“This incident underscores the need for better coordination, care and restraint by Nato forces, especially when they are operating close to the border,” Foreign Office Spokesperson Tasnim Aslam told a weekly news briefing here. “We have protested against this incident and we condemn the killing of civilians,” she stated.

While responding to a question about the incident, she pointed to the difficult situation on the border and noted: “Sometimes there may be lack of coordination and such incidents may happen but we do not want any action by Nato forces on our side of the international border.”

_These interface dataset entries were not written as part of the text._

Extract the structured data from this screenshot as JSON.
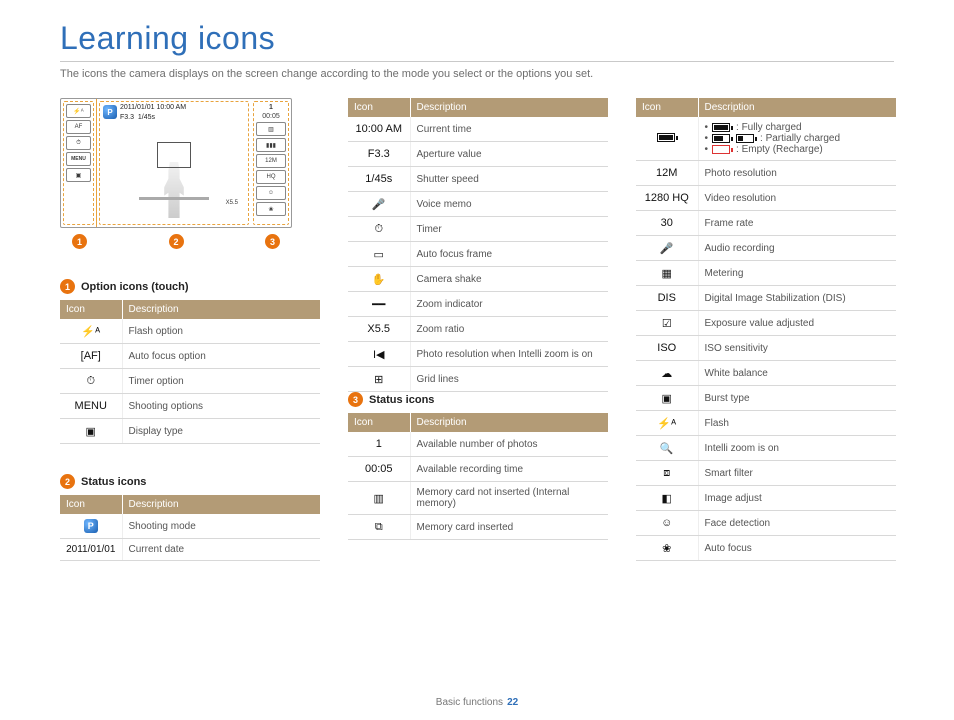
{
  "page": {
    "title": "Learning icons",
    "intro": "The icons the camera displays on the screen change according to the mode you select or the options you set.",
    "footer_section": "Basic functions",
    "footer_page": "22"
  },
  "diagram": {
    "datetime": "2011/01/01 10:00 AM",
    "fnumber": "F3.3",
    "shutter": "1/45s",
    "count": "1",
    "rec": "00:05",
    "zoom": "X5.5",
    "menu_label": "MENU"
  },
  "headers": {
    "icon": "Icon",
    "desc": "Description"
  },
  "sections": {
    "s1": {
      "num": "1",
      "title": "Option icons (touch)"
    },
    "s2": {
      "num": "2",
      "title": "Status icons"
    },
    "s3": {
      "num": "3",
      "title": "Status icons"
    }
  },
  "table1": [
    {
      "icon": "⚡ᴬ",
      "desc": "Flash option"
    },
    {
      "icon": "[AF]",
      "desc": "Auto focus option"
    },
    {
      "icon": "⏱",
      "desc": "Timer option"
    },
    {
      "icon": "MENU",
      "desc": "Shooting options"
    },
    {
      "icon": "▣",
      "desc": "Display type"
    }
  ],
  "table2a": [
    {
      "icon": "Ⓟ",
      "desc": "Shooting mode"
    },
    {
      "icon": "2011/01/01",
      "desc": "Current date"
    }
  ],
  "table2b": [
    {
      "icon": "10:00 AM",
      "desc": "Current time"
    },
    {
      "icon": "F3.3",
      "desc": "Aperture value"
    },
    {
      "icon": "1/45s",
      "desc": "Shutter speed"
    },
    {
      "icon": "🎤",
      "desc": "Voice memo"
    },
    {
      "icon": "⏱",
      "desc": "Timer"
    },
    {
      "icon": "▭",
      "desc": "Auto focus frame"
    },
    {
      "icon": "✋",
      "desc": "Camera shake"
    },
    {
      "icon": "━━",
      "desc": "Zoom indicator"
    },
    {
      "icon": "X5.5",
      "desc": "Zoom ratio"
    },
    {
      "icon": "I◀",
      "desc": "Photo resolution when Intelli zoom is on"
    },
    {
      "icon": "⊞",
      "desc": "Grid lines"
    }
  ],
  "table3": [
    {
      "icon": "1",
      "desc": "Available number of photos"
    },
    {
      "icon": "00:05",
      "desc": "Available recording time"
    },
    {
      "icon": "▥",
      "desc": "Memory card not inserted (Internal memory)"
    },
    {
      "icon": "⧉",
      "desc": "Memory card inserted"
    }
  ],
  "table3b_header_desc": "Description",
  "battery": {
    "full": ": Fully charged",
    "partial": ": Partially charged",
    "empty": ": Empty (Recharge)"
  },
  "table3b": [
    {
      "icon": "12M",
      "desc": "Photo resolution"
    },
    {
      "icon": "1280 HQ",
      "desc": "Video resolution"
    },
    {
      "icon": "30",
      "desc": "Frame rate"
    },
    {
      "icon": "🎤",
      "desc": "Audio recording"
    },
    {
      "icon": "▦",
      "desc": "Metering"
    },
    {
      "icon": "DIS",
      "desc": "Digital Image Stabilization (DIS)"
    },
    {
      "icon": "☑",
      "desc": "Exposure value adjusted"
    },
    {
      "icon": "ISO",
      "desc": "ISO sensitivity"
    },
    {
      "icon": "☁",
      "desc": "White balance"
    },
    {
      "icon": "▣",
      "desc": "Burst type"
    },
    {
      "icon": "⚡ᴬ",
      "desc": "Flash"
    },
    {
      "icon": "🔍",
      "desc": "Intelli zoom is on"
    },
    {
      "icon": "⧈",
      "desc": "Smart filter"
    },
    {
      "icon": "◧",
      "desc": "Image adjust"
    },
    {
      "icon": "☺",
      "desc": "Face detection"
    },
    {
      "icon": "❀",
      "desc": "Auto focus"
    }
  ]
}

In response to another query she explained that there was coordination between the Pakistani and Nato forces in the context of the war against terrorism and in terms of pursuing any “undesirable elements” who may want to cross over into Pakistan or vice-versa.

“That coordination is in the context of taking action against those elements. Any action to be taken inside Pakistani territory has to be taken by Pakistani forces,” she categorically stated.

The spokesperson disagreed with the notion that Pakistan had compromised its sovereignty.

KNIGHTHOOD: Tasnim Aslam was non-committal when asked if the resolutions adopted by the National Assembly and the Senate demanding withdrawal of knighthood title from author Salman Rushdie and apology by the British government also represented the government’s position.

She left it at: “The resolutions by the parliament and by the provincial assemblies represent the sentiments of the people of Pakistan and the sentiments of the public representatives. The government of Pakistan has already made its position known.

“We have deplored this act and we are disappointed that the British government has taken this decision.”

Asked if Pakistan would file a petition with the United Nations given that the UK government had breached the UN Security Council resolution 1624 by awarding knighthood to Rushdie, Ms Aslam said there was no mechanism under which this could be done. However, she said that Pakistan had brought it to the notice of the British government that its decision to confer

knighthood on Salman Rushdie was against the spirit of this resolution, adding: “One, it does not help the efforts to bridge the gaps that may exist between the Muslim world and the West, and two, if there are laws on inciting terrorism and violence they are applicable to all.”

OIC POSITION: When her attention was drawn to OIC’s ‘silence’ over the Rushdie issue, the spokesperson disclosed: “We have formally approached the OIC to take a position on this.”

She declined to comment on why key Muslim countries like Saudi Arabia, Malaysia and Indonesia had remained tight-lipped on this issue.